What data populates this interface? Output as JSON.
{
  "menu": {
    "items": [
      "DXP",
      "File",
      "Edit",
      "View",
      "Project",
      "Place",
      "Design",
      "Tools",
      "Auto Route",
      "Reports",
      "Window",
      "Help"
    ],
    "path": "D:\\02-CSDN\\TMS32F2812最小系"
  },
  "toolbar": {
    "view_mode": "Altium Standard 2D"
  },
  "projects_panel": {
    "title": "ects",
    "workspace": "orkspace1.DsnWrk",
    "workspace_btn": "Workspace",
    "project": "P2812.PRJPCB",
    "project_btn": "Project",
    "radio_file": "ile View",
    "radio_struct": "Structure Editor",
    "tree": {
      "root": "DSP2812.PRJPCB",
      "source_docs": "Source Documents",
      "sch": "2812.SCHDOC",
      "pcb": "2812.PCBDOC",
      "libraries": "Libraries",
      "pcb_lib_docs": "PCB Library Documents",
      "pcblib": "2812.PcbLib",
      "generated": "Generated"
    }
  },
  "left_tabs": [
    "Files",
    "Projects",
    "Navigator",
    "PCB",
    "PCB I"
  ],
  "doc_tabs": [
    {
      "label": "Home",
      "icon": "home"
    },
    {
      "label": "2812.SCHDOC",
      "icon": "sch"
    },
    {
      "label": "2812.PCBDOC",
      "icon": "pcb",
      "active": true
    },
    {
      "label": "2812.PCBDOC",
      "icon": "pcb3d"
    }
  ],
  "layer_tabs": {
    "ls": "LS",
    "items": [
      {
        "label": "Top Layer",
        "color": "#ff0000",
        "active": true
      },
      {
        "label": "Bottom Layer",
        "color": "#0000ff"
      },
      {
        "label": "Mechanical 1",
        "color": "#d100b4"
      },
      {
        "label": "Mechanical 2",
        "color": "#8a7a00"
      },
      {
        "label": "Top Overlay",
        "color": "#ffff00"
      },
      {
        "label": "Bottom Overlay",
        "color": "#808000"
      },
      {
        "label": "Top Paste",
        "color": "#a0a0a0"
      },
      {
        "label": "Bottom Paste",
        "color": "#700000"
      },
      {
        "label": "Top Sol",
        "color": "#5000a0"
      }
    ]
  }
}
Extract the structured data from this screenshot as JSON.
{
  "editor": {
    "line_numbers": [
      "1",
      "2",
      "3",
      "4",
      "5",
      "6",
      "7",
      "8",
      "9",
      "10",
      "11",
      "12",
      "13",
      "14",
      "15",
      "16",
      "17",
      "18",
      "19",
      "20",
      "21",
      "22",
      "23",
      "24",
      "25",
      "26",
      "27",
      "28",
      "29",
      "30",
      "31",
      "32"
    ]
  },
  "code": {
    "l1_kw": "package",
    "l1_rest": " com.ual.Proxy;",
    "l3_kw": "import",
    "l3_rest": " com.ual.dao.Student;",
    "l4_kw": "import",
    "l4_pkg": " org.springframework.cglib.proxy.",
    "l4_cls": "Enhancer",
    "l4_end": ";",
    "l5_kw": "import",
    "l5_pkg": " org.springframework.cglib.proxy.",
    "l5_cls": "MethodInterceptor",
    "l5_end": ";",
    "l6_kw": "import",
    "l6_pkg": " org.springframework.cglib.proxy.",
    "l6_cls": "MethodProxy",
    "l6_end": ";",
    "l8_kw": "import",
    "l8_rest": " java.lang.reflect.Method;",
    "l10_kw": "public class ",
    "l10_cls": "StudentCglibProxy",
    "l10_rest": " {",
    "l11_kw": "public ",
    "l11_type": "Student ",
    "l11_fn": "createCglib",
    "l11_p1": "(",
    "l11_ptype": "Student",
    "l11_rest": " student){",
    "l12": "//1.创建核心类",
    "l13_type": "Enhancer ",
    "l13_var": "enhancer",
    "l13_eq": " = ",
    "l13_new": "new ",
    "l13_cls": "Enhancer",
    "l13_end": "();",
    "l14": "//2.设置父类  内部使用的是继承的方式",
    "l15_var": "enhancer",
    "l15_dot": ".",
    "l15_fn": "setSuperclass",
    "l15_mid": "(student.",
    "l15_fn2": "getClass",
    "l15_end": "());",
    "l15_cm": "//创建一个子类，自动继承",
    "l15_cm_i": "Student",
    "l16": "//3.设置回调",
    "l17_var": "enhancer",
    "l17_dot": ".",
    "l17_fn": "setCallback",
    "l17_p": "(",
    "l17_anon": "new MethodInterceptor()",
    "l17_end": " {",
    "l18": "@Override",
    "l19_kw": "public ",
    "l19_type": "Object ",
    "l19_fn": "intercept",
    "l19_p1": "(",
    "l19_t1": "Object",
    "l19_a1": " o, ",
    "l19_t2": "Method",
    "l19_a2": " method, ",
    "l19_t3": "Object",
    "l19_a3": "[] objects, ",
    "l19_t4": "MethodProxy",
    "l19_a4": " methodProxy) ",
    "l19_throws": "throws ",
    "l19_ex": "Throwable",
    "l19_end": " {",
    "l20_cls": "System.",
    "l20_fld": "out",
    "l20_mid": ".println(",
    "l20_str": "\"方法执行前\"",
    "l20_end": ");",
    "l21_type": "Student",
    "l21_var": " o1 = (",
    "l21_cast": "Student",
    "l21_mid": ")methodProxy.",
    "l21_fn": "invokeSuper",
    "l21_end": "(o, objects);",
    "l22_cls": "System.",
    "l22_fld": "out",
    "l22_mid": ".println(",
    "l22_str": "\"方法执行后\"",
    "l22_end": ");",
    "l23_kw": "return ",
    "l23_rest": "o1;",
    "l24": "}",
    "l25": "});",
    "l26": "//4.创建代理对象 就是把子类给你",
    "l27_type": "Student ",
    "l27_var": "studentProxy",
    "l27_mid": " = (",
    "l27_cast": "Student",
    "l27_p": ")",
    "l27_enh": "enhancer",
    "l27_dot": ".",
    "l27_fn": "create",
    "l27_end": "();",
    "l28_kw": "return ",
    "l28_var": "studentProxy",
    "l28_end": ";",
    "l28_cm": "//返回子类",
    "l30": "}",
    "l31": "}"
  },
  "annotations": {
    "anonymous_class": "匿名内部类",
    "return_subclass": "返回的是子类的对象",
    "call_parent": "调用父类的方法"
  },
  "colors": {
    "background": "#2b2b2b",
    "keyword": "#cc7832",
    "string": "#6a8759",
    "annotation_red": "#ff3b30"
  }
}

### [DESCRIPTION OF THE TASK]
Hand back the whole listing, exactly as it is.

### [ANSWER BOX]
What data populates this interface? Output as JSON.
{
  "menu": {
    "items": [
      "DXP",
      "File",
      "Edit",
      "View",
      "Project",
      "Place",
      "Design",
      "Tools",
      "Auto Route",
      "Reports",
      "Window",
      "Help"
    ],
    "path": "D:\\02-CSDN\\TMS32F2812最小系"
  },
  "toolbar": {
    "view_mode": "Altium Standard 2D"
  },
  "projects_panel": {
    "title": "ects",
    "workspace": "orkspace1.DsnWrk",
    "workspace_btn": "Workspace",
    "project": "P2812.PRJPCB",
    "project_btn": "Project",
    "radio_file": "ile View",
    "radio_struct": "Structure Editor",
    "tree": {
      "root": "DSP2812.PRJPCB",
      "source_docs": "Source Documents",
      "sch": "2812.SCHDOC",
      "pcb": "2812.PCBDOC",
      "libraries": "Libraries",
      "pcb_lib_docs": "PCB Library Documents",
      "pcblib": "2812.PcbLib",
      "generated": "Generated"
    }
  },
  "left_tabs": [
    "Files",
    "Projects",
    "Navigator",
    "PCB",
    "PCB I"
  ],
  "doc_tabs": [
    {
      "label": "Home",
      "icon": "home"
    },
    {
      "label": "2812.SCHDOC",
      "icon": "sch"
    },
    {
      "label": "2812.PCBDOC",
      "icon": "pcb",
      "active": true
    },
    {
      "label": "2812.PCBDOC",
      "icon": "pcb3d"
    }
  ],
  "layer_tabs": {
    "ls": "LS",
    "items": [
      {
        "label": "Top Layer",
        "color": "#ff0000",
        "active": true
      },
      {
        "label": "Bottom Layer",
        "color": "#0000ff"
      },
      {
        "label": "Mechanical 1",
        "color": "#d100b4"
      },
      {
        "label": "Mechanical 2",
        "color": "#8a7a00"
      },
      {
        "label": "Top Overlay",
        "color": "#ffff00"
      },
      {
        "label": "Bottom Overlay",
        "color": "#808000"
      },
      {
        "label": "Top Paste",
        "color": "#a0a0a0"
      },
      {
        "label": "Bottom Paste",
        "color": "#700000"
      },
      {
        "label": "Top Sol",
        "color": "#5000a0"
      }
    ]
  }
}
Extract the structured data from this screenshot as JSON.
{
  "editor": {
    "line_numbers": [
      "1",
      "2",
      "3",
      "4",
      "5",
      "6",
      "7",
      "8",
      "9",
      "10",
      "11",
      "12",
      "13",
      "14",
      "15",
      "16",
      "17",
      "18",
      "19",
      "20",
      "21",
      "22",
      "23",
      "24",
      "25",
      "26",
      "27",
      "28",
      "29",
      "30",
      "31",
      "32"
    ]
  },
  "code": {
    "l1_kw": "package",
    "l1_rest": " com.ual.Proxy;",
    "l3_kw": "import",
    "l3_rest": " com.ual.dao.Student;",
    "l4_kw": "import",
    "l4_pkg": " org.springframework.cglib.proxy.",
    "l4_cls": "Enhancer",
    "l4_end": ";",
    "l5_kw": "import",
    "l5_pkg": " org.springframework.cglib.proxy.",
    "l5_cls": "MethodInterceptor",
    "l5_end": ";",
    "l6_kw": "import",
    "l6_pkg": " org.springframework.cglib.proxy.",
    "l6_cls": "MethodProxy",
    "l6_end": ";",
    "l8_kw": "import",
    "l8_rest": " java.lang.reflect.Method;",
    "l10_kw": "public class ",
    "l10_cls": "StudentCglibProxy",
    "l10_rest": " {",
    "l11_kw": "public ",
    "l11_type": "Student ",
    "l11_fn": "createCglib",
    "l11_p1": "(",
    "l11_ptype": "Student",
    "l11_rest": " student){",
    "l12": "//1.创建核心类",
    "l13_type": "Enhancer ",
    "l13_var": "enhancer",
    "l13_eq": " = ",
    "l13_new": "new ",
    "l13_cls": "Enhancer",
    "l13_end": "();",
    "l14": "//2.设置父类  内部使用的是继承的方式",
    "l15_var": "enhancer",
    "l15_dot": ".",
    "l15_fn": "setSuperclass",
    "l15_mid": "(student.",
    "l15_fn2": "getClass",
    "l15_end": "());",
    "l15_cm": "//创建一个子类，自动继承",
    "l15_cm_i": "Student",
    "l16": "//3.设置回调",
    "l17_var": "enhancer",
    "l17_dot": ".",
    "l17_fn": "setCallback",
    "l17_p": "(",
    "l17_anon": "new MethodInterceptor()",
    "l17_end": " {",
    "l18": "@Override",
    "l19_kw": "public ",
    "l19_type": "Object ",
    "l19_fn": "intercept",
    "l19_p1": "(",
    "l19_t1": "Object",
    "l19_a1": " o, ",
    "l19_t2": "Method",
    "l19_a2": " method, ",
    "l19_t3": "Object",
    "l19_a3": "[] objects, ",
    "l19_t4": "MethodProxy",
    "l19_a4": " methodProxy) ",
    "l19_throws": "throws ",
    "l19_ex": "Throwable",
    "l19_end": " {",
    "l20_cls": "System.",
    "l20_fld": "out",
    "l20_mid": ".println(",
    "l20_str": "\"方法执行前\"",
    "l20_end": ");",
    "l21_type": "Student",
    "l21_var": " o1 = (",
    "l21_cast": "Student",
    "l21_mid": ")methodProxy.",
    "l21_fn": "invokeSuper",
    "l21_end": "(o, objects);",
    "l22_cls": "System.",
    "l22_fld": "out",
    "l22_mid": ".println(",
    "l22_str": "\"方法执行后\"",
    "l22_end": ");",
    "l23_kw": "return ",
    "l23_rest": "o1;",
    "l24": "}",
    "l25": "});",
    "l26": "//4.创建代理对象 就是把子类给你",
    "l27_type": "Student ",
    "l27_var": "studentProxy",
    "l27_mid": " = (",
    "l27_cast": "Student",
    "l27_p": ")",
    "l27_enh": "enhancer",
    "l27_dot": ".",
    "l27_fn": "create",
    "l27_end": "();",
    "l28_kw": "return ",
    "l28_var": "studentProxy",
    "l28_end": ";",
    "l28_cm": "//返回子类",
    "l30": "}",
    "l31": "}"
  },
  "annotations": {
    "anonymous_class": "匿名内部类",
    "return_subclass": "返回的是子类的对象",
    "call_parent": "调用父类的方法"
  },
  "colors": {
    "background": "#2b2b2b",
    "keyword": "#cc7832",
    "string": "#6a8759",
    "annotation_red": "#ff3b30"
  }
}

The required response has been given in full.